Pachinko: Book Review

Just as good, if not better, as everyone is saying. If you love stories following multiple generations and the obstacles they must overcome, this is the book for you. The book begins in the early 1900s following a Korean family moving from a small island off the coast of Busan to the new and unfamiliar Osaka. You watch as the family must overcome struggles, scandals, and understanding what it means to be Korean in a society that will not accept them.

Whenever I read (well-done) historical fiction I’m always astounded at the historical detail plugged into the most inconsequential of sentences. They are so easily overlooked, but bringing those tiny bits of historically accurate descriptions is what makes this book so atmospheric.

The amount of research that went into this book—I can’t even imagine it. Min Jin Lee said this story has been in the making for the past 30 years and that doesn’t surprise me at all. Everything is written with purpose.

Would definitely recommend.
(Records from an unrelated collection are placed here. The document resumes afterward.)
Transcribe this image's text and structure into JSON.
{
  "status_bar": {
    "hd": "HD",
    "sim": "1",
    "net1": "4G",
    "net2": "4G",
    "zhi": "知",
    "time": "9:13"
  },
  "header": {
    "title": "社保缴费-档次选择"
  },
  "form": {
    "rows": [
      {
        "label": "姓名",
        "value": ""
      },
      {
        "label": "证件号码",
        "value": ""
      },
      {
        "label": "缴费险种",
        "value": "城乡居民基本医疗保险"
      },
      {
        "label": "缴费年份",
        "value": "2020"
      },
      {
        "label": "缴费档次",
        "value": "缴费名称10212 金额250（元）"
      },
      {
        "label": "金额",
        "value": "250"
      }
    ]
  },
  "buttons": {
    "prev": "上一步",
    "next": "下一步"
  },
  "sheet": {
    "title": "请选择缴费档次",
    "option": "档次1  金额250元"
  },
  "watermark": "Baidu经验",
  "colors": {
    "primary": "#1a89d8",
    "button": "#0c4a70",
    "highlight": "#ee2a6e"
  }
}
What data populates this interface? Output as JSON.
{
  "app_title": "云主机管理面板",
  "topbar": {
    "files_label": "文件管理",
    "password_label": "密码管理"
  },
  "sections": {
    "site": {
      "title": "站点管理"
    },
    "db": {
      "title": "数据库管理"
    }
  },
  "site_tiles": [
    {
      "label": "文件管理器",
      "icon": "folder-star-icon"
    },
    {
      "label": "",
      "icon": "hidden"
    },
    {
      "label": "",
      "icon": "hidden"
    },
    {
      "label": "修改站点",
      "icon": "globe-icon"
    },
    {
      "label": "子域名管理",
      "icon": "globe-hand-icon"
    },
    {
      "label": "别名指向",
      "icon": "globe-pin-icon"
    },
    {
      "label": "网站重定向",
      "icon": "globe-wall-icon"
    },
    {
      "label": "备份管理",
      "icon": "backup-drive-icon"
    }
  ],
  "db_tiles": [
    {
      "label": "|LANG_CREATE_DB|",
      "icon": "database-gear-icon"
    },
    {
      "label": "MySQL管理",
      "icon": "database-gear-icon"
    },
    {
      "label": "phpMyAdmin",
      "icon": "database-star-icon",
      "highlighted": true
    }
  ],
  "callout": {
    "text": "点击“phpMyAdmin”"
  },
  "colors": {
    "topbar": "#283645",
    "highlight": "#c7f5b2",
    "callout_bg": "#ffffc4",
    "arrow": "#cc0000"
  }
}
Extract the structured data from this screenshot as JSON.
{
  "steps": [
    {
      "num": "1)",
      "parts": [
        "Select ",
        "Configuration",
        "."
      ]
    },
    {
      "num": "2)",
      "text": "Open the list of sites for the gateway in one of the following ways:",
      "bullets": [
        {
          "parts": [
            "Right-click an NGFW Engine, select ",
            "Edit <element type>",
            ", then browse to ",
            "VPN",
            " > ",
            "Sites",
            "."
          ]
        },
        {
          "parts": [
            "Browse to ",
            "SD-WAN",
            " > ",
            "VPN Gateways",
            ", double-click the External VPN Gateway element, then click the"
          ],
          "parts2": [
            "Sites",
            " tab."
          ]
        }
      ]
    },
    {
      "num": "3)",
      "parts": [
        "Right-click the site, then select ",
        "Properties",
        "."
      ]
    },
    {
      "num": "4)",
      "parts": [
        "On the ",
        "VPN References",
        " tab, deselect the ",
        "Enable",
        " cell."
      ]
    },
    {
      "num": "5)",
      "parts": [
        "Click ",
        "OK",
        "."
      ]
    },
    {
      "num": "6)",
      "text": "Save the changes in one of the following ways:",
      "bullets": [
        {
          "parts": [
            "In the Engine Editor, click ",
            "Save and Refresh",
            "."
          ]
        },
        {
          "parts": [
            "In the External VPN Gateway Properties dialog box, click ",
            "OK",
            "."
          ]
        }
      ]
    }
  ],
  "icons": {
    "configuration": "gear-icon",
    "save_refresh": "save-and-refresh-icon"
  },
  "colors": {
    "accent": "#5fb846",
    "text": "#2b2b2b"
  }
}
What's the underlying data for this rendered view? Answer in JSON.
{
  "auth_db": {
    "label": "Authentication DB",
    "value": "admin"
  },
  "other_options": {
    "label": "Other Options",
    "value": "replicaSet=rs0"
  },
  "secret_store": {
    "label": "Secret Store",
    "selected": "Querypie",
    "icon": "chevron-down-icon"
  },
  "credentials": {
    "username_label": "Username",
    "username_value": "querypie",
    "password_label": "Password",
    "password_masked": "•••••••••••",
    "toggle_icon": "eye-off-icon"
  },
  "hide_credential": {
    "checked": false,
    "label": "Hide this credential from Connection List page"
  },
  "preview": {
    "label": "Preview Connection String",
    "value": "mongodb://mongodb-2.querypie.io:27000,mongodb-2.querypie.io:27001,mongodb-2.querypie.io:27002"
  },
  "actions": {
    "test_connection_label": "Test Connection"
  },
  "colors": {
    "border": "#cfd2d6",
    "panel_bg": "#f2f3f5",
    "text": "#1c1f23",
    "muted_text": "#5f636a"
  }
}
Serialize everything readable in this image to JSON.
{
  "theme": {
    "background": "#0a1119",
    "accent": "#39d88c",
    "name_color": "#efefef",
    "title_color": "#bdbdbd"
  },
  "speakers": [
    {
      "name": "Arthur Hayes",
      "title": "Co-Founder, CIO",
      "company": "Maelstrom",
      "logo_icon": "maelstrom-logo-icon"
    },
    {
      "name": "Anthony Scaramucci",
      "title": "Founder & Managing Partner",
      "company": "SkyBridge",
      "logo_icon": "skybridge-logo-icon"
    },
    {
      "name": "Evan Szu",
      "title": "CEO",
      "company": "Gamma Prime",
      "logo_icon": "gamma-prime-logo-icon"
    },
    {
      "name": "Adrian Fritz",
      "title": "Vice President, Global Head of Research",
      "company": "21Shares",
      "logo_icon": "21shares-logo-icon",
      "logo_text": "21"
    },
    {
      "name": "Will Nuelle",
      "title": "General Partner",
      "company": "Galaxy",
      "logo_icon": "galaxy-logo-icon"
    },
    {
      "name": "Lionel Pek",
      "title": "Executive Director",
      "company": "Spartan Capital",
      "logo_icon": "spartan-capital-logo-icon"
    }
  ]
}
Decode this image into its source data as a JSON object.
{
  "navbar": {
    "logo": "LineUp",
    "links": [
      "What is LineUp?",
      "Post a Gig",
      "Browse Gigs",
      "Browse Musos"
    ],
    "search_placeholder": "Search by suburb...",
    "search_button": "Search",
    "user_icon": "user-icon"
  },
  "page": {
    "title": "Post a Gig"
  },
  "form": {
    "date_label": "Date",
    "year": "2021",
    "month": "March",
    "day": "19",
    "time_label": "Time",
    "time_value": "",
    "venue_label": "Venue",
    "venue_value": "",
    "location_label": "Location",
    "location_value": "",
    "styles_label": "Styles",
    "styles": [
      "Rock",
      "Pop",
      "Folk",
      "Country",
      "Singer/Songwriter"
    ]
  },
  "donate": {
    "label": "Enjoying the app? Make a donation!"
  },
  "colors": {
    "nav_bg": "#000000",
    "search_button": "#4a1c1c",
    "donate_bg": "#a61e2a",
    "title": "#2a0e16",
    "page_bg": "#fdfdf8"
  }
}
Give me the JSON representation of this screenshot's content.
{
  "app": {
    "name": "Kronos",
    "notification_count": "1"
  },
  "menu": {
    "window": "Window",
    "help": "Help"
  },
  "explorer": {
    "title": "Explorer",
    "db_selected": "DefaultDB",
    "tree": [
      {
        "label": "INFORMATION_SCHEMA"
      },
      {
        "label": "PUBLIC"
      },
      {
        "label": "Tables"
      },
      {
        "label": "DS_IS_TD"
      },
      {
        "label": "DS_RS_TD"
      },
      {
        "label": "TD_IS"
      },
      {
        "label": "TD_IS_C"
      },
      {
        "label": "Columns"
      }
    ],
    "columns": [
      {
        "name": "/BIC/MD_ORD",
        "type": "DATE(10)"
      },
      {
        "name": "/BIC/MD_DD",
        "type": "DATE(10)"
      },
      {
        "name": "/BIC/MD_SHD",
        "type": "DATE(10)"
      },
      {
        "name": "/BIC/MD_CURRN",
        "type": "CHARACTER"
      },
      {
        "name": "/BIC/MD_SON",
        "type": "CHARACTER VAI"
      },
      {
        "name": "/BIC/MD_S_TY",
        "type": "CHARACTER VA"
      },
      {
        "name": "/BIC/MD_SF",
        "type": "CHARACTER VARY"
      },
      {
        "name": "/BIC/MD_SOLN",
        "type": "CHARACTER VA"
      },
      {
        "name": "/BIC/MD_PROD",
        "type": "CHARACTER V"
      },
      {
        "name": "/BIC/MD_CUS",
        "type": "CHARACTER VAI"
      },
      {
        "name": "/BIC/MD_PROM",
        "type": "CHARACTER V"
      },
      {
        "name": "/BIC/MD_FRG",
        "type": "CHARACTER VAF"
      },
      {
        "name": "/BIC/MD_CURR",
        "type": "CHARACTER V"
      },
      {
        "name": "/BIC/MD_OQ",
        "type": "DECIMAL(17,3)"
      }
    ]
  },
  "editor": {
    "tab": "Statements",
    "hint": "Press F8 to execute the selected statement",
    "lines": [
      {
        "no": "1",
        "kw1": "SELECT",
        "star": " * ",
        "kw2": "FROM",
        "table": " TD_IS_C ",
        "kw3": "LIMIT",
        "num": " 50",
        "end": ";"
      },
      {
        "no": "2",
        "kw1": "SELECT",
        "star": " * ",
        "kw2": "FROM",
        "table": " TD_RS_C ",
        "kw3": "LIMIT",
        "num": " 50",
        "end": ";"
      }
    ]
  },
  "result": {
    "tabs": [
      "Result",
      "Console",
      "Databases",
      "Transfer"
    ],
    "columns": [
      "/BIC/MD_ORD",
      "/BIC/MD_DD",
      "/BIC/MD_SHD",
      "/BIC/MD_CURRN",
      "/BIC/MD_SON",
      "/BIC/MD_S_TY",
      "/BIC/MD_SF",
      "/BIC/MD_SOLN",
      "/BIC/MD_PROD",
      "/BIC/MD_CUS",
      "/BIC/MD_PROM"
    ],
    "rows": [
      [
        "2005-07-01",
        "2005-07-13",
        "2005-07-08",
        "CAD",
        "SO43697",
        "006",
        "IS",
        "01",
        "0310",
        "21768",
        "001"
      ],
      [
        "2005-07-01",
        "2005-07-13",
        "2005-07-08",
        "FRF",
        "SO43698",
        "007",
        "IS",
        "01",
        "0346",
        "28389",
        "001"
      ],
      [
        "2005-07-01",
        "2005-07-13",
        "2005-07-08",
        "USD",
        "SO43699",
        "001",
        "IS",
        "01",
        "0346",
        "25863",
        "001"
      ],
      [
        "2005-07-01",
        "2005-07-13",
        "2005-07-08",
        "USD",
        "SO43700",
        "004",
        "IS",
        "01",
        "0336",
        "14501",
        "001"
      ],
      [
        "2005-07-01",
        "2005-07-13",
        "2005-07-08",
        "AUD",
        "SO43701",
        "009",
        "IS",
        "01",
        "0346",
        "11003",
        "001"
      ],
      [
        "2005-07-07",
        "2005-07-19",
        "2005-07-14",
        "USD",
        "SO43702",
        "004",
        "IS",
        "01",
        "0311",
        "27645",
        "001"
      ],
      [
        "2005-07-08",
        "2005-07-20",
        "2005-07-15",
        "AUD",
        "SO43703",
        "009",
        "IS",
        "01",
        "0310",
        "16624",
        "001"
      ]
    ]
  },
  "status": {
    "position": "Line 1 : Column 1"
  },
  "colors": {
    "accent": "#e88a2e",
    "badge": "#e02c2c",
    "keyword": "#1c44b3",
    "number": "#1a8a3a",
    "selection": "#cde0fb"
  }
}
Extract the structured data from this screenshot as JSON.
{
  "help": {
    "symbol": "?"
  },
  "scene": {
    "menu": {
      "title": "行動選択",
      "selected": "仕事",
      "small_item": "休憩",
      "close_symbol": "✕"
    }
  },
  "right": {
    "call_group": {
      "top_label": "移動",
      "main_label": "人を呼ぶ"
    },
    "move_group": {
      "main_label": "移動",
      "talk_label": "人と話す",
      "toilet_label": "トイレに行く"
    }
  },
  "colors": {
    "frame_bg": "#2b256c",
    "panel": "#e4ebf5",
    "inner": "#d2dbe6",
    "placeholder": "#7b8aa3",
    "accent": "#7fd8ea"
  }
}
Especially if you want to learn more about the lives of Koreans living in Japan during the occupation.